- **WHAT IS NEEDED**
In the data below, find each line containing the string "JSON" and return it.

BEGIN

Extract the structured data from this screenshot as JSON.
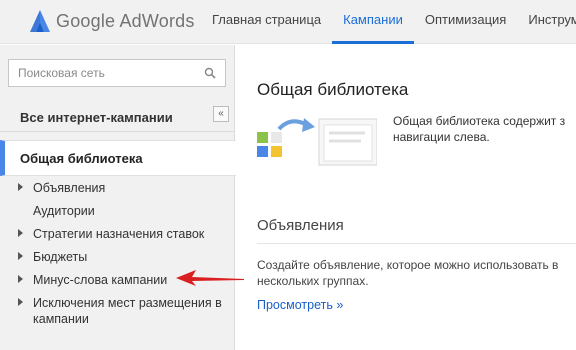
{
  "header": {
    "logo_google": "Google",
    "logo_product": "AdWords",
    "nav": [
      {
        "label": "Главная страница",
        "active": false
      },
      {
        "label": "Кампании",
        "active": true
      },
      {
        "label": "Оптимизация",
        "active": false
      },
      {
        "label": "Инструм",
        "active": false
      }
    ]
  },
  "sidebar": {
    "search_placeholder": "Поисковая сеть",
    "all_campaigns": "Все интернет-кампании",
    "collapse_label": "«",
    "library_label": "Общая библиотека",
    "tree": [
      {
        "label": "Объявления",
        "expandable": true
      },
      {
        "label": "Аудитории",
        "expandable": false
      },
      {
        "label": "Стратегии назначения ставок",
        "expandable": true
      },
      {
        "label": "Бюджеты",
        "expandable": true
      },
      {
        "label": "Минус-слова кампании",
        "expandable": true
      },
      {
        "label": "Исключения мест размещения в",
        "label2": "кампании",
        "expandable": true
      }
    ]
  },
  "main": {
    "title": "Общая библиотека",
    "desc_line1": "Общая библиотека содержит з",
    "desc_line2": "навигации слева.",
    "ads_title": "Объявления",
    "ads_desc_line1": "Создайте объявление, которое можно использовать в",
    "ads_desc_line2": "нескольких группах.",
    "view_link": "Просмотреть »"
  },
  "colors": {
    "accent": "#1a6ed8",
    "sidebar_bg": "#f1f1f1",
    "annotation_arrow": "#d91f1f"
  }
}
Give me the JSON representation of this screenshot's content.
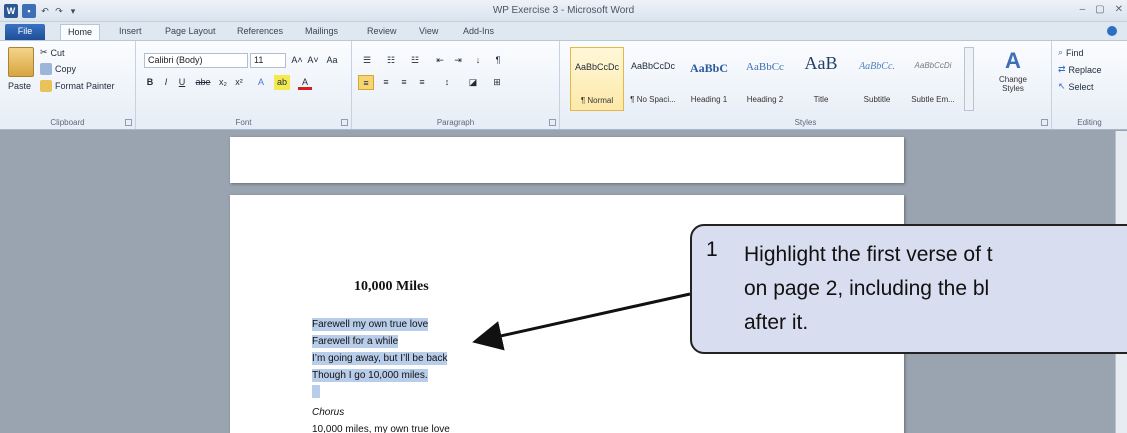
{
  "window": {
    "title": "WP Exercise 3 - Microsoft Word",
    "controls": [
      "–",
      "▢",
      "✕"
    ]
  },
  "qat": {
    "word_glyph": "W",
    "undo_glyph": "↶",
    "redo_glyph": "↷",
    "more_glyph": "▾"
  },
  "tabs": [
    "File",
    "Home",
    "Insert",
    "Page Layout",
    "References",
    "Mailings",
    "Review",
    "View",
    "Add-Ins"
  ],
  "active_tab": "Home",
  "ribbon": {
    "clipboard": {
      "label": "Clipboard",
      "paste": "Paste",
      "cut": "Cut",
      "copy": "Copy",
      "format_painter": "Format Painter"
    },
    "font": {
      "label": "Font",
      "font_name": "Calibri (Body)",
      "font_size": "11",
      "bold": "B",
      "italic": "I",
      "underline": "U",
      "strike": "abe",
      "sub": "x₂",
      "sup": "x²",
      "grow": "A˄",
      "shrink": "A˅",
      "case": "Aa",
      "clear": "🖌",
      "text_effects": "A",
      "highlight": "ab",
      "font_color": "A"
    },
    "paragraph": {
      "label": "Paragraph"
    },
    "styles": {
      "label": "Styles",
      "items": [
        {
          "sample": "AaBbCcDc",
          "name": "¶ Normal"
        },
        {
          "sample": "AaBbCcDc",
          "name": "¶ No Spaci..."
        },
        {
          "sample": "AaBbC",
          "name": "Heading 1"
        },
        {
          "sample": "AaBbCc",
          "name": "Heading 2"
        },
        {
          "sample": "AaB",
          "name": "Title"
        },
        {
          "sample": "AaBbCc.",
          "name": "Subtitle"
        },
        {
          "sample": "AaBbCcDi",
          "name": "Subtle Em..."
        }
      ],
      "change_styles": "Change Styles"
    },
    "editing": {
      "label": "Editing",
      "find": "Find",
      "replace": "Replace",
      "select": "Select"
    }
  },
  "document": {
    "title": "10,000 Miles",
    "verse": [
      "Farewell my own true love",
      "Farewell for a while",
      "I’m going away, but I’ll be back",
      "Though I go 10,000 miles."
    ],
    "chorus_label": "Chorus",
    "chorus_first_line": "10,000 miles, my own true love"
  },
  "callout": {
    "number": "1",
    "lines": [
      "Highlight the first verse of t",
      "on page 2, including the bl",
      "after it."
    ]
  },
  "colors": {
    "selection": "#b8cde9",
    "callout_bg": "#d9ddf0",
    "file_tab": "#2b5797"
  }
}
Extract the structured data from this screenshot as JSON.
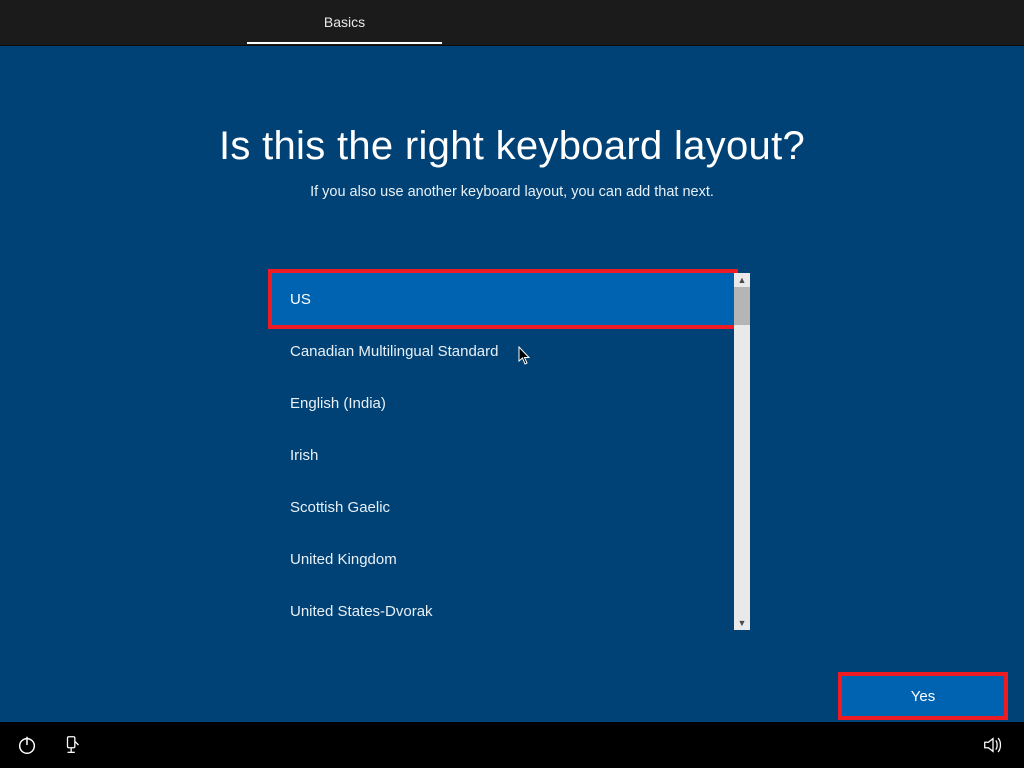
{
  "header": {
    "tab_label": "Basics"
  },
  "headline": "Is this the right keyboard layout?",
  "subhead": "If you also use another keyboard layout, you can add that next.",
  "list": {
    "selected": "US",
    "items": [
      "Canadian Multilingual Standard",
      "English (India)",
      "Irish",
      "Scottish Gaelic",
      "United Kingdom",
      "United States-Dvorak"
    ]
  },
  "buttons": {
    "yes": "Yes"
  },
  "colors": {
    "accent": "#0063b1",
    "panel_bg": "#004275",
    "highlight": "#ed1c24"
  }
}
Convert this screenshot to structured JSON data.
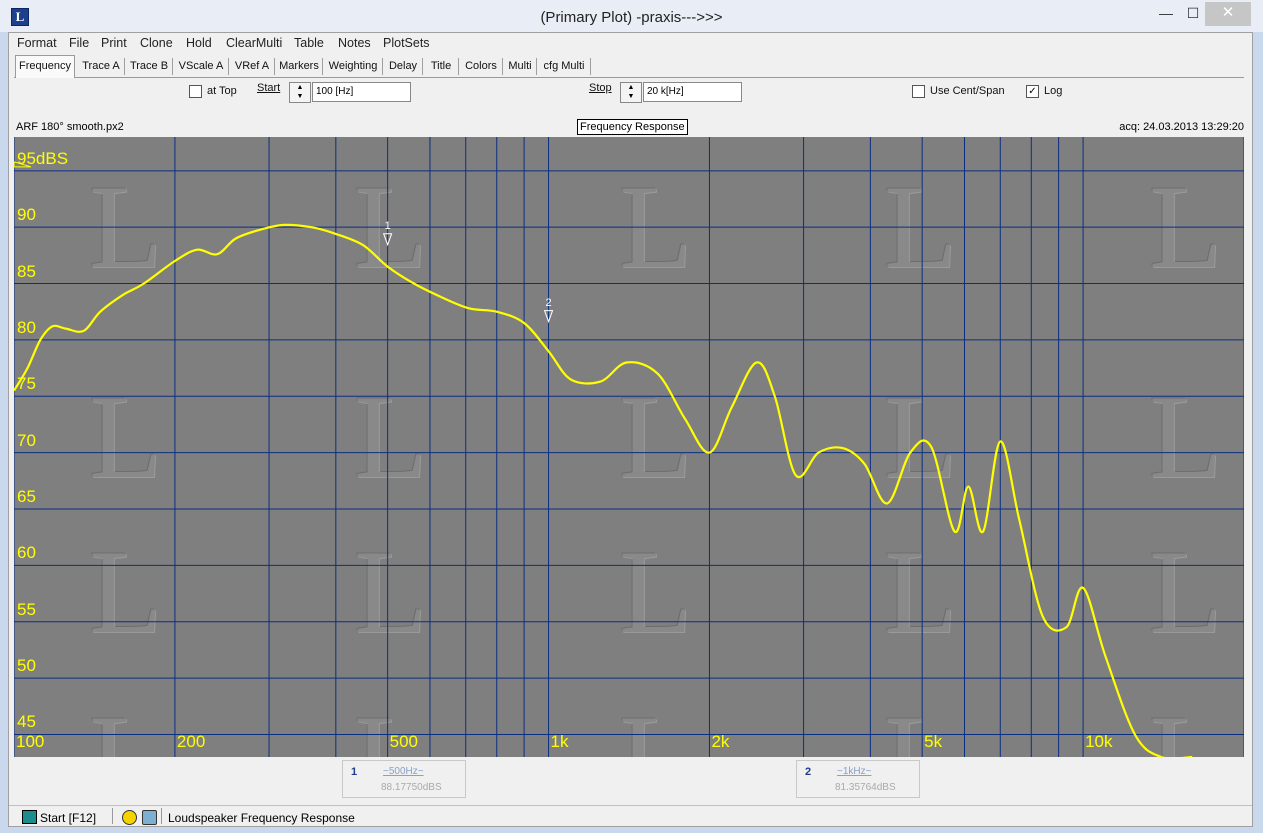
{
  "window": {
    "title": "(Primary Plot) -praxis--->>>",
    "app_icon": "L",
    "min_glyph": "—",
    "max_glyph": "☐",
    "close_glyph": "✕"
  },
  "menu": [
    "Format",
    "File",
    "Print",
    "Clone",
    "Hold",
    "ClearMulti",
    "Table",
    "Notes",
    "PlotSets"
  ],
  "tabs": [
    "Frequency",
    "Trace A",
    "Trace B",
    "VScale A",
    "VRef A",
    "Markers",
    "Weighting",
    "Delay",
    "Title",
    "Colors",
    "Multi",
    "cfg Multi"
  ],
  "toolbar": {
    "at_top_label": "at Top",
    "start_label": "Start",
    "start_value": "100 [Hz]",
    "stop_label": "Stop",
    "stop_value": "20 k[Hz]",
    "use_cent_span_label": "Use Cent/Span",
    "log_label": "Log",
    "log_checked": true,
    "at_top_checked": false,
    "use_cent_span_checked": false
  },
  "plot": {
    "file_name": "ARF 180° smooth.px2",
    "title": "Frequency Response",
    "acq": "acq: 24.03.2013 13:29:20",
    "marker1_label": "1",
    "marker2_label": "2"
  },
  "chart_data": {
    "type": "line",
    "title": "Frequency Response",
    "xscale": "log",
    "xlim": [
      100,
      20000
    ],
    "ylim": [
      43,
      98
    ],
    "x_tick_labels": [
      "100",
      "200",
      "500",
      "1k",
      "2k",
      "5k",
      "10k"
    ],
    "x_tick_values": [
      100,
      200,
      500,
      1000,
      2000,
      5000,
      10000
    ],
    "y_tick_labels": [
      "95dBS",
      "90",
      "85",
      "80",
      "75",
      "70",
      "65",
      "60",
      "55",
      "50",
      "45"
    ],
    "y_tick_values": [
      95,
      90,
      85,
      80,
      75,
      70,
      65,
      60,
      55,
      50,
      45
    ],
    "grid": true,
    "line_color": "#ffff00",
    "series": [
      {
        "x": [
          100,
          106,
          112,
          118,
          125,
          135,
          145,
          160,
          175,
          200,
          220,
          240,
          260,
          290,
          320,
          360,
          400,
          450,
          500,
          560,
          630,
          710,
          800,
          900,
          1000,
          1100,
          1250,
          1400,
          1600,
          1800,
          2000,
          2200,
          2450,
          2650,
          2900,
          3200,
          3550,
          3900,
          4300,
          4750,
          5200,
          5750,
          6100,
          6500,
          7000,
          7600,
          8400,
          9300,
          10000,
          11000,
          12500,
          14000,
          16000
        ],
        "y": [
          75.5,
          77.5,
          80,
          81.2,
          81.0,
          80.8,
          82.5,
          84,
          85,
          87,
          88,
          87.6,
          89,
          89.8,
          90.2,
          90,
          89.4,
          88.4,
          86.5,
          85,
          83.8,
          82.8,
          82.5,
          81.5,
          79,
          76.5,
          76.3,
          78,
          77,
          73,
          70,
          74,
          78,
          75,
          68,
          70,
          70.4,
          69,
          65.5,
          70,
          70.5,
          63,
          67,
          63,
          71,
          64,
          55.5,
          54.5,
          58,
          52,
          45,
          43,
          43
        ]
      }
    ],
    "markers": [
      {
        "label": "1",
        "x": 500,
        "y": 88.1775
      },
      {
        "label": "2",
        "x": 1000,
        "y": 81.35764
      }
    ]
  },
  "readouts": [
    {
      "num": "1",
      "freq": "~500Hz~",
      "value": "88.17750dBS"
    },
    {
      "num": "2",
      "freq": "~1kHz~",
      "value": "81.35764dBS"
    }
  ],
  "status": {
    "start_label": "Start [F12]",
    "text": "Loudspeaker Frequency Response"
  }
}
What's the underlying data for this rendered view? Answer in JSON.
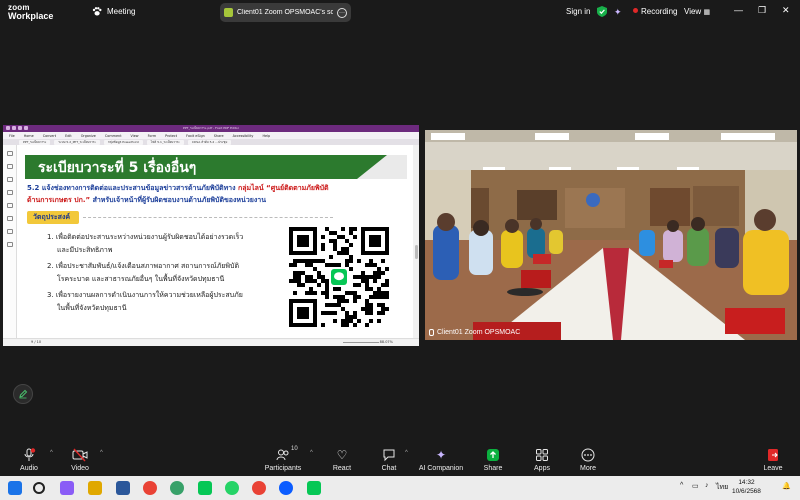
{
  "app": {
    "brand_line1": "zoom",
    "brand_line2": "Workplace",
    "meeting_label": "Meeting",
    "share_pill_label": "Client01 Zoom OPSMOAC's scre",
    "sign_in": "Sign in",
    "recording": "Recording",
    "view": "View",
    "accent_color": "#0b5cff",
    "record_color": "#e02828"
  },
  "pdf": {
    "window_title": "PPT_ระเบียบวาระ.pdf - Foxit PDF Editor",
    "menu": [
      "File",
      "Home",
      "Convert",
      "Edit",
      "Organize",
      "Comment",
      "View",
      "Form",
      "Protect",
      "Foxit eSign",
      "Share",
      "Accessibility",
      "Help"
    ],
    "tabs": [
      "PPT_ระเบียบวาระ",
      "ระบบ 5.2_PPT_ระเบียบวาระ",
      "กลุ่มข้อมูล PowerPoint",
      "ไฟล์ 5.1_ระเบียบวาระ",
      "CDSA ลำดับ 5.2 ...ประชุม"
    ],
    "page_indicator": "9 / 10",
    "zoom_level": "88.07%"
  },
  "slide": {
    "title": "ระเบียบวาระที่ 5   เรื่องอื่นๆ",
    "p1_main": "5.2 แจ้งช่องทางการติดต่อและประสานข้อมูลข่าวสารด้านภัยพิบัติทาง",
    "p1_highlight": "กลุ่มไลน์ “ศูนย์ติดตามภัยพิบัติ",
    "p2_highlight": "ด้านการเกษตร ปก.”",
    "p2_rest": "สำหรับเจ้าหน้าที่ผู้รับผิดชอบงานด้านภัยพิบัติของหน่วยงาน",
    "objective_label": "วัตถุประสงค์",
    "items": [
      "1. เพื่อติดต่อประสานระหว่างหน่วยงานผู้รับผิดชอบได้อย่างรวดเร็ว",
      "และมีประสิทธิภาพ",
      "2. เพื่อประชาสัมพันธ์/แจ้งเตือนสภาพอากาศ สถานการณ์ภัยพิบัติ",
      "โรคระบาด และสาธารณภัยอื่นๆ ในพื้นที่จังหวัดปทุมธานี",
      "3. เพื่อรายงานผลการดำเนินงานการให้ความช่วยเหลือผู้ประสบภัย",
      "ในพื้นที่จังหวัดปทุมธานี"
    ],
    "header_color": "#2c7a2e",
    "title_color": "#1d3f9a",
    "highlight_color": "#cc1818",
    "tag_color": "#f2c83a"
  },
  "video": {
    "participant_label": "Client01 Zoom OPSMOAC"
  },
  "toolbar": {
    "audio": "Audio",
    "video": "Video",
    "participants": "Participants",
    "participants_count": "10",
    "react": "React",
    "chat": "Chat",
    "ai_companion": "AI Companion",
    "share": "Share",
    "apps": "Apps",
    "more": "More",
    "leave": "Leave",
    "share_color": "#0bb03f",
    "leave_color": "#e02828"
  },
  "taskbar": {
    "lang": "ไทย",
    "time": "14:32",
    "date": "10/6/2568"
  }
}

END

- **ANSWER AREA**
Extract the structured data from this screenshot as JSON.
Give me the JSON representation of this screenshot's content.
Extract the structured data from this screenshot as JSON.
Convert this screenshot to structured JSON data.
What's the underlying data for this rendered view? Answer in JSON.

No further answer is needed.